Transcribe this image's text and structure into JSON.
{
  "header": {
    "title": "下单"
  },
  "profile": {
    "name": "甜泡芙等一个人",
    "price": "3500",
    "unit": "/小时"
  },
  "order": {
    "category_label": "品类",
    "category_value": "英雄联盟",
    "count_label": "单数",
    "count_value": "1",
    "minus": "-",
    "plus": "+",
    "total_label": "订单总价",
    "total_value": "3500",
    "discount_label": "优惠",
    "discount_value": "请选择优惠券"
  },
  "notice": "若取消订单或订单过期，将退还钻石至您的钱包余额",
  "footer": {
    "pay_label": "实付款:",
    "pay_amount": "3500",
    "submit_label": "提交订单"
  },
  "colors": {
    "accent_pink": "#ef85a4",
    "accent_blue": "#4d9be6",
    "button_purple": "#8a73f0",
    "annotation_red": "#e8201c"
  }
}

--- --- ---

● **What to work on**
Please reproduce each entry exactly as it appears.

● **Output of the task**
Transcribe this image's text and structure into JSON.
{
  "header": {
    "title": "下单"
  },
  "profile": {
    "name": "甜泡芙等一个人",
    "price": "3500",
    "unit": "/小时"
  },
  "order": {
    "category_label": "品类",
    "category_value": "英雄联盟",
    "count_label": "单数",
    "count_value": "1",
    "minus": "-",
    "plus": "+",
    "total_label": "订单总价",
    "total_value": "3500",
    "discount_label": "优惠",
    "discount_value": "请选择优惠券"
  },
  "notice": "若取消订单或订单过期，将退还钻石至您的钱包余额",
  "footer": {
    "pay_label": "实付款:",
    "pay_amount": "3500",
    "submit_label": "提交订单"
  },
  "colors": {
    "accent_pink": "#ef85a4",
    "accent_blue": "#4d9be6",
    "button_purple": "#8a73f0",
    "annotation_red": "#e8201c"
  }
}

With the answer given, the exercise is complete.